Have you ever split a check among three people? How can you justify that your equation correctly represents the context? I then cold call on students to read the verbal expressions for Problems 26 - How do you know this is the correct equation to represent the problem?
What amount are you starting with? Are students selecting the correct operation? Others are simple, like descriptions of a math problem.
It also allows me to talk about being quick and fluent with mental math. For instance, some expressions include more than one math operation. I like problem 4 for conversation.
Some word problems have real-life details—almost like a short story. If I see things like 12 - 6 for Problem 4 or 10 for Problem 5, then I know that students are not thinking about using an unknown and are using their actual ages. Some students will not read carefully, and will not use a to represent their age now.
Try out a short assessment to test your skills by clicking the link below: In this set, there are problems that ask students to write numeric expressions without variables. Why did you select that variable? As they work, I circulate around the classroom and check in with each group. How did you know what the constant was?
What does the constant represent given the context of the problem? Writing simple expressions Before you can tackle complex word problems, you need to know how to translate simple problems into algebra.
There may be more than one equation that students have written to represent the scenario. In other words, we need to add 4 and 2 first, then multiply that number by 5.Algebraic Expression Worksheet 2 of 5.
D. Russell Write the equation or expression algebraically. Print PDF worksheet above, the answers are on the second page.
Writing out the algebraic expressions or equations and gaining familiarty with the process is a key skill required prior to simplifying algebraic equations.
Write an algebraic expression to represent this phrase: 3 times a number, t. The phrase is 3 times a number, t. Use a number, an operation sign, or a variable to represent each part of that phrase. Writing Expressions and Equations 3 times a number; t # # # 3 t Notice that in this phrase, the key word times means you should write a.
Students will translate verbal expressions into algebraic equations to represent real-world problems starting by correctly identifying the variables and operations in the situation. Writing Simple Algebraic Equations; LESSON 5: Writing Algebraic Equations to Represent Real-World Scenarios (One-Step).

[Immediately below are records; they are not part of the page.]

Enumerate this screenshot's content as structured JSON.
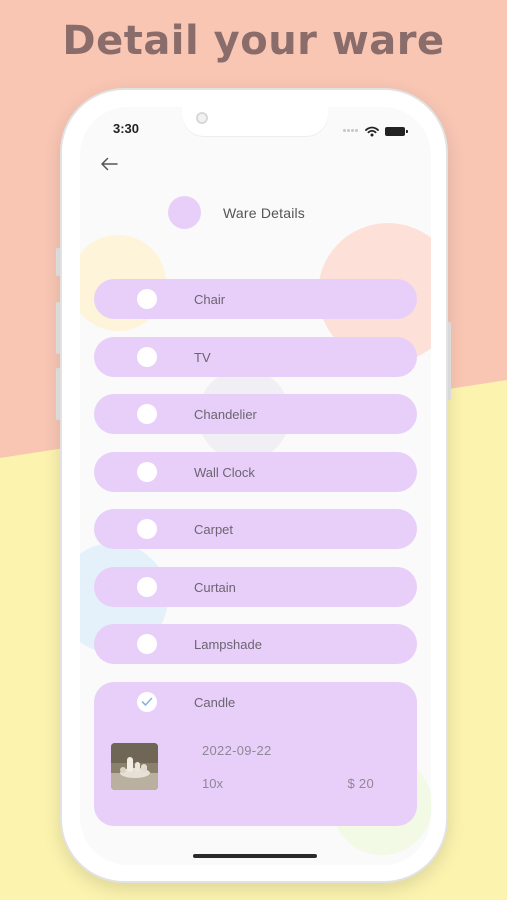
{
  "promo": {
    "headline": "Detail your ware"
  },
  "colors": {
    "background_pink": "#f9c6b4",
    "background_yellow": "#fbf3ae",
    "accent_lilac": "#e8cff9",
    "headline": "#8a6c6a"
  },
  "status_bar": {
    "time": "3:30",
    "icons": [
      "signal-icon",
      "wifi-icon",
      "battery-icon"
    ]
  },
  "nav": {
    "back_icon": "arrow-left-icon"
  },
  "header": {
    "title": "Ware Details"
  },
  "wares": [
    {
      "label": "Chair",
      "checked": false
    },
    {
      "label": "TV",
      "checked": false
    },
    {
      "label": "Chandelier",
      "checked": false
    },
    {
      "label": "Wall Clock",
      "checked": false
    },
    {
      "label": "Carpet",
      "checked": false
    },
    {
      "label": "Curtain",
      "checked": false
    },
    {
      "label": "Lampshade",
      "checked": false
    },
    {
      "label": "Candle",
      "checked": true,
      "date": "2022-09-22",
      "quantity": "10x",
      "price": "$ 20"
    }
  ]
}
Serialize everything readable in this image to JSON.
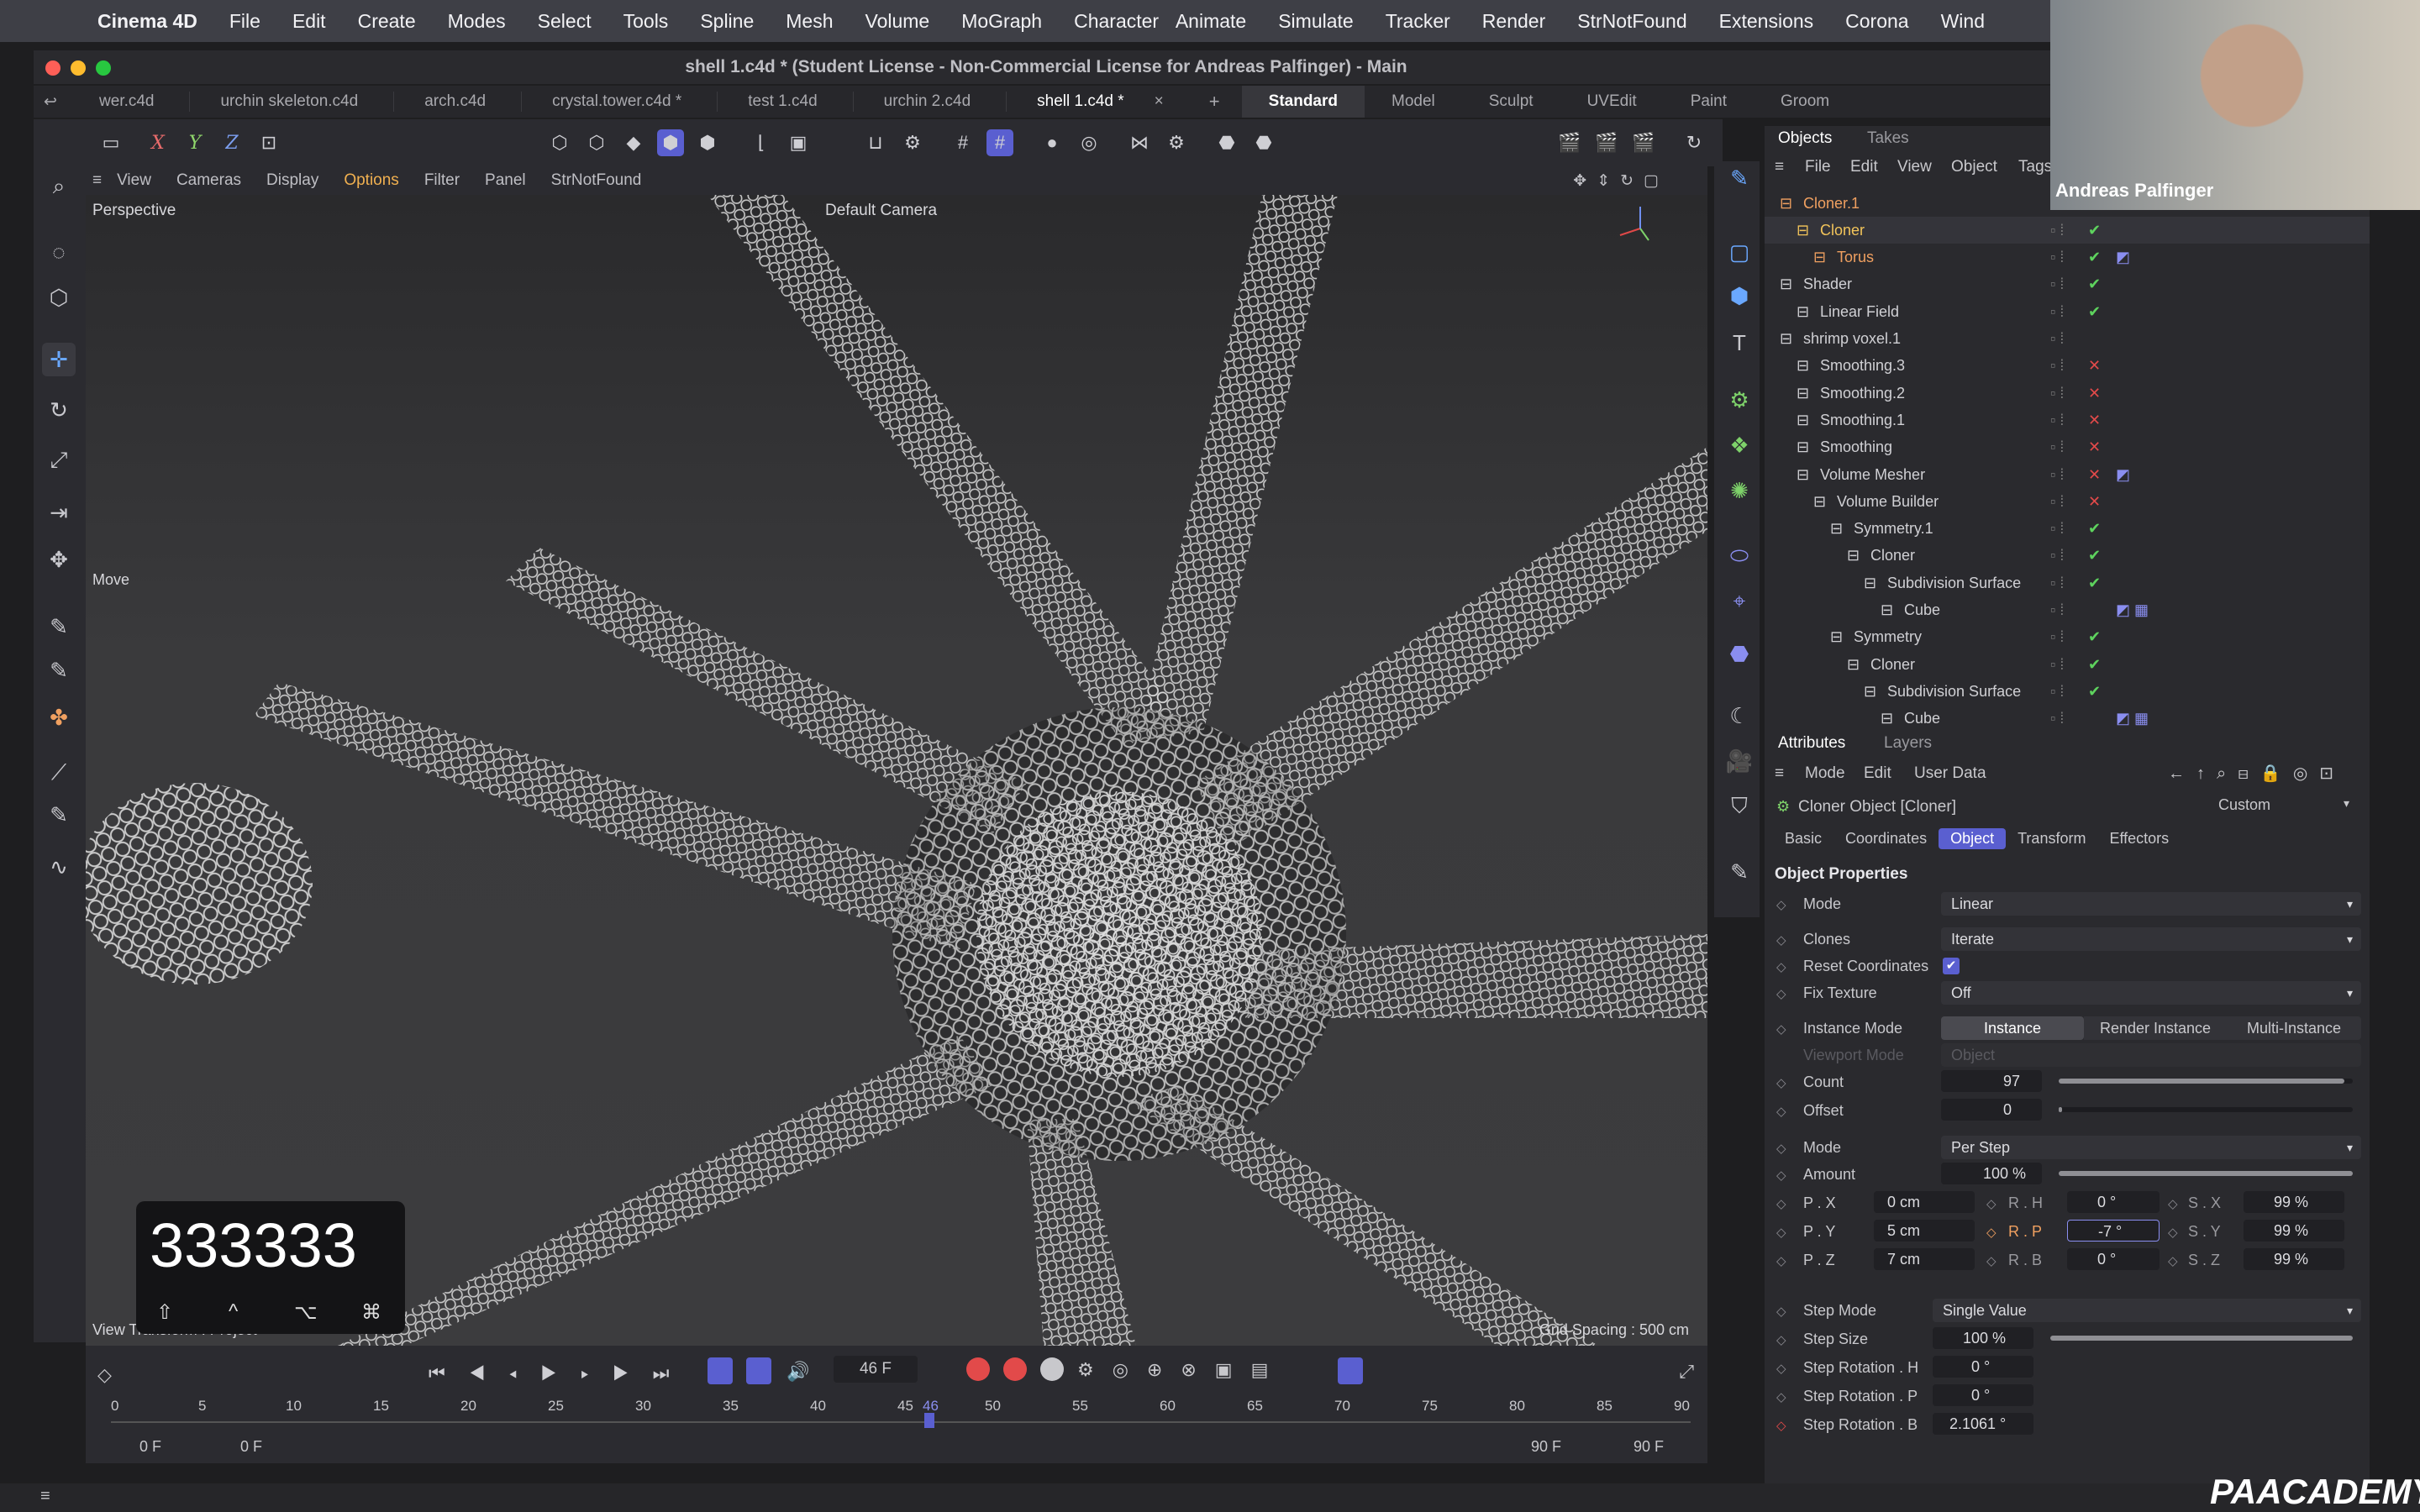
{
  "menubar": {
    "app": "Cinema 4D",
    "items": [
      "File",
      "Edit",
      "Create",
      "Modes",
      "Select",
      "Tools",
      "Spline",
      "Mesh",
      "Volume",
      "MoGraph",
      "Character"
    ],
    "right_items": [
      "Animate",
      "Simulate",
      "Tracker",
      "Render",
      "StrNotFound",
      "Extensions",
      "Corona",
      "Wind"
    ]
  },
  "window": {
    "title": "shell 1.c4d * (Student License - Non-Commercial License for Andreas Palfinger) - Main"
  },
  "tabs": {
    "files": [
      "wer.c4d",
      "urchin skeleton.c4d",
      "arch.c4d",
      "crystal.tower.c4d *",
      "test 1.c4d",
      "urchin 2.c4d",
      "shell 1.c4d *"
    ],
    "close": "×",
    "add": "+",
    "layouts": [
      "Standard",
      "Model",
      "Sculpt",
      "UVEdit",
      "Paint",
      "Groom"
    ]
  },
  "toolbar": {
    "axes": [
      "X",
      "Y",
      "Z"
    ]
  },
  "viewport": {
    "menu": [
      "View",
      "Cameras",
      "Display",
      "Options",
      "Filter",
      "Panel",
      "StrNotFound"
    ],
    "name": "Perspective",
    "camera": "Default Camera",
    "tool_label": "Move",
    "grid_spacing": "Grid Spacing : 500 cm",
    "view_transform": "View Transform : Project",
    "key_overlay": "333333",
    "modifier_keys": [
      "⇧",
      "^",
      "⌥",
      "⌘"
    ]
  },
  "timeline": {
    "current_frame": "46 F",
    "ruler": [
      "0",
      "5",
      "10",
      "15",
      "20",
      "25",
      "30",
      "35",
      "40",
      "45",
      "46",
      "50",
      "55",
      "60",
      "65",
      "70",
      "75",
      "80",
      "85",
      "90"
    ],
    "start": "0 F",
    "start2": "0 F",
    "end": "90 F",
    "end2": "90 F"
  },
  "objects": {
    "tabs": [
      "Objects",
      "Takes"
    ],
    "menu": [
      "File",
      "Edit",
      "View",
      "Object",
      "Tags"
    ],
    "rows": [
      {
        "name": "Cloner.1",
        "indent": 0,
        "color": "#f0a060",
        "check": "",
        "tag": ""
      },
      {
        "name": "Cloner",
        "indent": 1,
        "color": "#f2c45a",
        "check": "✔",
        "tag": ""
      },
      {
        "name": "Torus",
        "indent": 2,
        "color": "#f0a060",
        "check": "✔",
        "tag": "◩"
      },
      {
        "name": "Shader",
        "indent": 0,
        "color": "#d0d0d4",
        "check": "✔",
        "tag": ""
      },
      {
        "name": "Linear Field",
        "indent": 1,
        "color": "#d0d0d4",
        "check": "✔",
        "tag": ""
      },
      {
        "name": "shrimp voxel.1",
        "indent": 0,
        "color": "#d0d0d4",
        "check": "",
        "tag": ""
      },
      {
        "name": "Smoothing.3",
        "indent": 1,
        "color": "#d0d0d4",
        "check": "✕",
        "tag": ""
      },
      {
        "name": "Smoothing.2",
        "indent": 1,
        "color": "#d0d0d4",
        "check": "✕",
        "tag": ""
      },
      {
        "name": "Smoothing.1",
        "indent": 1,
        "color": "#d0d0d4",
        "check": "✕",
        "tag": ""
      },
      {
        "name": "Smoothing",
        "indent": 1,
        "color": "#d0d0d4",
        "check": "✕",
        "tag": ""
      },
      {
        "name": "Volume Mesher",
        "indent": 1,
        "color": "#d0d0d4",
        "check": "✕",
        "tag": "◩"
      },
      {
        "name": "Volume Builder",
        "indent": 2,
        "color": "#d0d0d4",
        "check": "✕",
        "tag": ""
      },
      {
        "name": "Symmetry.1",
        "indent": 3,
        "color": "#d0d0d4",
        "check": "✔",
        "tag": ""
      },
      {
        "name": "Cloner",
        "indent": 4,
        "color": "#d0d0d4",
        "check": "✔",
        "tag": ""
      },
      {
        "name": "Subdivision Surface",
        "indent": 5,
        "color": "#d0d0d4",
        "check": "✔",
        "tag": ""
      },
      {
        "name": "Cube",
        "indent": 6,
        "color": "#d0d0d4",
        "check": "",
        "tag": "◩ ▦"
      },
      {
        "name": "Symmetry",
        "indent": 3,
        "color": "#d0d0d4",
        "check": "✔",
        "tag": ""
      },
      {
        "name": "Cloner",
        "indent": 4,
        "color": "#d0d0d4",
        "check": "✔",
        "tag": ""
      },
      {
        "name": "Subdivision Surface",
        "indent": 5,
        "color": "#d0d0d4",
        "check": "✔",
        "tag": ""
      },
      {
        "name": "Cube",
        "indent": 6,
        "color": "#d0d0d4",
        "check": "",
        "tag": "◩ ▦"
      }
    ]
  },
  "attributes": {
    "tabs": [
      "Attributes",
      "Layers"
    ],
    "menu": [
      "Mode",
      "Edit",
      "User Data"
    ],
    "object_title": "Cloner Object [Cloner]",
    "preset": "Custom",
    "subtabs": [
      "Basic",
      "Coordinates",
      "Object",
      "Transform",
      "Effectors"
    ],
    "section": "Object Properties",
    "mode_label": "Mode",
    "mode_value": "Linear",
    "clones_label": "Clones",
    "clones_value": "Iterate",
    "reset_label": "Reset Coordinates",
    "fix_label": "Fix Texture",
    "fix_value": "Off",
    "instance_label": "Instance Mode",
    "instance_options": [
      "Instance",
      "Render Instance",
      "Multi-Instance"
    ],
    "viewport_label": "Viewport Mode",
    "viewport_value": "Object",
    "count_label": "Count",
    "count_value": "97",
    "offset_label": "Offset",
    "offset_value": "0",
    "mode2_label": "Mode",
    "mode2_value": "Per Step",
    "amount_label": "Amount",
    "amount_value": "100 %",
    "px_label": "P . X",
    "px_value": "0 cm",
    "py_label": "P . Y",
    "py_value": "5 cm",
    "pz_label": "P . Z",
    "pz_value": "7 cm",
    "rh_label": "R . H",
    "rh_value": "0 °",
    "rp_label": "R . P",
    "rp_value": "-7 °",
    "rb_label": "R . B",
    "rb_value": "0 °",
    "sx_label": "S . X",
    "sx_value": "99 %",
    "sy_label": "S . Y",
    "sy_value": "99 %",
    "sz_label": "S . Z",
    "sz_value": "99 %",
    "stepmode_label": "Step Mode",
    "stepmode_value": "Single Value",
    "stepsize_label": "Step Size",
    "stepsize_value": "100 %",
    "steprh_label": "Step Rotation . H",
    "steprh_value": "0 °",
    "steprp_label": "Step Rotation . P",
    "steprp_value": "0 °",
    "steprb_label": "Step Rotation . B",
    "steprb_value": "2.1061 °",
    "count_fraction": 0.97,
    "amount_fraction": 1.0,
    "stepsize_fraction": 1.0
  },
  "webcam": {
    "name": "Andreas Palfinger"
  },
  "brand": "PAACADEMY",
  "colors": {
    "accent": "#5a5fd0",
    "check_green": "#5ed35e",
    "cross_red": "#e24a4a",
    "orange": "#f0a060"
  }
}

Writing Algebraic Expressions and Equations (Grade 9) Print Answer Key PDF Take Now Schedule Copy. Writing Algebraic Expressions and Equations.
Instructions: Write the expression or equation in algebraic form. 1. 3 times the quantity [math]m[/math] minus 7.
TRANSLATING KEY WORDS AND PHRASES INTO ALGEBRAIC EXPRESSIONS The table below lists some key words and phrases that are used to describe common mathematical operations. To write algebraic expressions and equations, assign a variable to represent the unknown number. The core idea in algebra is using letters to represent relationships between numbers without specifying what those numbers are!Download